With goggles and hoods off, Hazel made sure she was sitting next to Rose. The lettering on the desk faded into the woodwork, her attention entirely on the in and out, in and out of Rose’s breathing. The hands of the clock reached a spot where they made a clunk-clunking noise and the wordless tune rose inside Hazel’s chest.
Rose’s face was covered in red marks. Hazel touched her own cheek and received a whack on the arm for it. Brother Nine was using his barbed switch. Rose flinched as the barb tugged on Hazel’s pale skin. Brother Nine gave her two for flinching.
The Dolyhog’s words were not regular that day. Hazel found her ears paying attention for once. The Dolyhog was speaking of the Outside, of the Wailers, of the unnatural lives that must be Cleansed. Hazel wondered what unnatural things there were. She also wondered if Sister Two did something special to make her hair stand on end like that.
As Hazel absorbed the Dolyhog’s words, she thought that the Outside sounded better than switches and in and out, Sister Five and her lock and key. Just across the burning fields, maybe there was a real sea.
Rose was trembling beside Hazel.
Hazel slid her hand slowly along the bench, concealed by the folds of her cloak, like a snail creeping across the window pane in the night.
Rose did the same, a little faster, a liberty cashed-in.
Hazel wondered if Rose knew of the unnatural things. If she had her own secret knowledge, just like Hazel knew that the window in the bedroom could be opened with a butter knife.
Rose wondered if Hazel knew how to open locked windows.
As daylight was swallowed by the Wailers, Hazel and Rose sat in their beds, inhaling the sounds of the night. The other girls in the dorm were unaware of the heat of Hazel’s skin, but Rose could taste every spike in temperature, like salt on the lips.
Gentle sighs and the stretching of limbs signalled the time for sleep. For Hazel and Rose, these signalled the time to move.
The hum of nerves, the numbing of knees.
The thickness of the tongue at such moments as these.
Hazel almost dropped the knife imaging how Rose’s voice may sound.
Rose almost tripped out of the window as she watched Hazel’s breath became a visible spectre, trickling out over her teeth.
The sky was a mass of stars and satellites, space stations and meteors all whirling above them like a fireworks display. Hazel ran for the first time in her entire life, her bones snapping to attention. Hands gripped tightly together as they took flight. The fields of death loomed before them as they puffed along in time to the crunch-crunching of their shoes.
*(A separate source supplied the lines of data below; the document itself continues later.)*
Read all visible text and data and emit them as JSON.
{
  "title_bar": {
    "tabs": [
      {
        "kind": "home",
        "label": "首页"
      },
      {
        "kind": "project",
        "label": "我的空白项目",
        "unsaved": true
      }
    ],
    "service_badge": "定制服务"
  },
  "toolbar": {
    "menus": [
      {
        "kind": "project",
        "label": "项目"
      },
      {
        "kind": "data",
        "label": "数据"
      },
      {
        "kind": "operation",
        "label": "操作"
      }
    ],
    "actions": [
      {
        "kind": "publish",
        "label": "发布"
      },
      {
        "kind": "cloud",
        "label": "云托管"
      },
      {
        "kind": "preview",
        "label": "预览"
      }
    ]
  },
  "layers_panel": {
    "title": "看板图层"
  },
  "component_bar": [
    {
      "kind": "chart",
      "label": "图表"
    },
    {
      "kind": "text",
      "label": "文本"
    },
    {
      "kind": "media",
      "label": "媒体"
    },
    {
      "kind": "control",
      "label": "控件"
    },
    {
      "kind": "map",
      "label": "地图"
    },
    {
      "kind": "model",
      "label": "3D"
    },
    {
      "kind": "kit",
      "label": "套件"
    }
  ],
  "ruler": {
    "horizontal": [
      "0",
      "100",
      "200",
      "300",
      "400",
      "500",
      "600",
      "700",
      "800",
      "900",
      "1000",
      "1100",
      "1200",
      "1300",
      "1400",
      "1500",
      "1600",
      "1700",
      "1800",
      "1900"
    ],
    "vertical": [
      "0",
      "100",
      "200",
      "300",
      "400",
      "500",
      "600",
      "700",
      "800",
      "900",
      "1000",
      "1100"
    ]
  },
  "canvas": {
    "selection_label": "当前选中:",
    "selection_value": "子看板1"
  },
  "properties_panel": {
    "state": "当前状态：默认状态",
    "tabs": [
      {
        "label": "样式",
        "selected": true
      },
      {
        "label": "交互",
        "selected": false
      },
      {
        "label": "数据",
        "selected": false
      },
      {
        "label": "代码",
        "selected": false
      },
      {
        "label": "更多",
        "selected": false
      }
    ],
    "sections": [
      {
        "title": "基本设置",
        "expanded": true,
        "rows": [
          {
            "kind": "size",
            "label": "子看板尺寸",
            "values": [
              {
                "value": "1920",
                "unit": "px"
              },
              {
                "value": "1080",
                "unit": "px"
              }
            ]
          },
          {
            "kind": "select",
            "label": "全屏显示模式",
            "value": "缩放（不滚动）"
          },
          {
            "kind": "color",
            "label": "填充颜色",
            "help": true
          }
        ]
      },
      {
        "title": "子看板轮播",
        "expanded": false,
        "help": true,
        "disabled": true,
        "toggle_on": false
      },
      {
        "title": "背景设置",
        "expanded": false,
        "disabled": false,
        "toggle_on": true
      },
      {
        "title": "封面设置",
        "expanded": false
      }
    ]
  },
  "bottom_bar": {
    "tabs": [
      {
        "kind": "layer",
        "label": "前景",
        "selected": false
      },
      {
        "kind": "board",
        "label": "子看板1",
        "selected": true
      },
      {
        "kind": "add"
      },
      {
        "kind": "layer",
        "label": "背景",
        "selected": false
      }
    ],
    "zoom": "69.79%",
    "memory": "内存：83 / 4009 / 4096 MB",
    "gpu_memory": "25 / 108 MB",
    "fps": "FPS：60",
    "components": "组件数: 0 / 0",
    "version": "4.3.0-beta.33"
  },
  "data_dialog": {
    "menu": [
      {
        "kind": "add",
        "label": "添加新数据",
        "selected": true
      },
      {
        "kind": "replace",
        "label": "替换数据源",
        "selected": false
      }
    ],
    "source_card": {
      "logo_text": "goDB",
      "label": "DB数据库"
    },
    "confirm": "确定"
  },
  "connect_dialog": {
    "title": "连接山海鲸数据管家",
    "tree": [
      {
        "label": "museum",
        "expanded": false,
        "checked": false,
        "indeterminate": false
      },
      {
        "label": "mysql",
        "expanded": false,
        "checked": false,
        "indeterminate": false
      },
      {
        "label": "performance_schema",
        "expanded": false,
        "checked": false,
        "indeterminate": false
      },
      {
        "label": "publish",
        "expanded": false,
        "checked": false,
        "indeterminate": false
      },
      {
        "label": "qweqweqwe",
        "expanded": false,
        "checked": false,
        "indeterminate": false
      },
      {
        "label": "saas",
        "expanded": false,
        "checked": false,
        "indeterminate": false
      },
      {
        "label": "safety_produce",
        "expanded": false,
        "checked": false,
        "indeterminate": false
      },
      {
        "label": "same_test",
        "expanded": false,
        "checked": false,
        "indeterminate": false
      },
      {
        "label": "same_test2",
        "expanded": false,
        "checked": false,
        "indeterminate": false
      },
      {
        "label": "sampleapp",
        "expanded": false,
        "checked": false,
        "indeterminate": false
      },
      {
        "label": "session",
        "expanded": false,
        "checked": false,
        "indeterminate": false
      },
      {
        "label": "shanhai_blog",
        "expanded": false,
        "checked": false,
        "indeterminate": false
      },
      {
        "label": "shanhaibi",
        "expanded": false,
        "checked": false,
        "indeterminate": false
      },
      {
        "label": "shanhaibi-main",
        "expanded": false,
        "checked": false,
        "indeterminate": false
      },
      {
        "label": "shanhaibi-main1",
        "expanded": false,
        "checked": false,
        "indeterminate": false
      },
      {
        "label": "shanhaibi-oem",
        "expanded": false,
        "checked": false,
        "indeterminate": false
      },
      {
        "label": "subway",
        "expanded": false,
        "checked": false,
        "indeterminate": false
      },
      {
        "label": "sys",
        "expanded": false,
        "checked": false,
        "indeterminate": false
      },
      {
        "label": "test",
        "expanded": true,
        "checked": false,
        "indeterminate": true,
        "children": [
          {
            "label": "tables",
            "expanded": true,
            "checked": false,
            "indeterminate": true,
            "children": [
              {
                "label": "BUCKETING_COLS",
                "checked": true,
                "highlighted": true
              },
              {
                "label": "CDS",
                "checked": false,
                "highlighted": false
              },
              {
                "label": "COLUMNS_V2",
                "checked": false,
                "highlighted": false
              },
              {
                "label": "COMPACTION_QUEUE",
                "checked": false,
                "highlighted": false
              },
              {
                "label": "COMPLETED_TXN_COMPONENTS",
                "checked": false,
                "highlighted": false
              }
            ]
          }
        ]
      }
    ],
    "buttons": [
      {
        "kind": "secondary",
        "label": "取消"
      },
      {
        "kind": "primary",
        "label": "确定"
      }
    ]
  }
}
Behind them the window slammed shut.
Rose stopped running and pulled Hazel in toward her body.
Purple-stained lips connected with Hazel’s pale pink ones. Those letters swirling before Hazel’s eyes became legible; the cries of the Wailers became song.
Then, action. The Order storming the grounds.
Hazel and Rose, fingers still linked. Fire before them, gunshots behind.
Two pairs of feet running toward the sea.
Just like salmon, Rose said.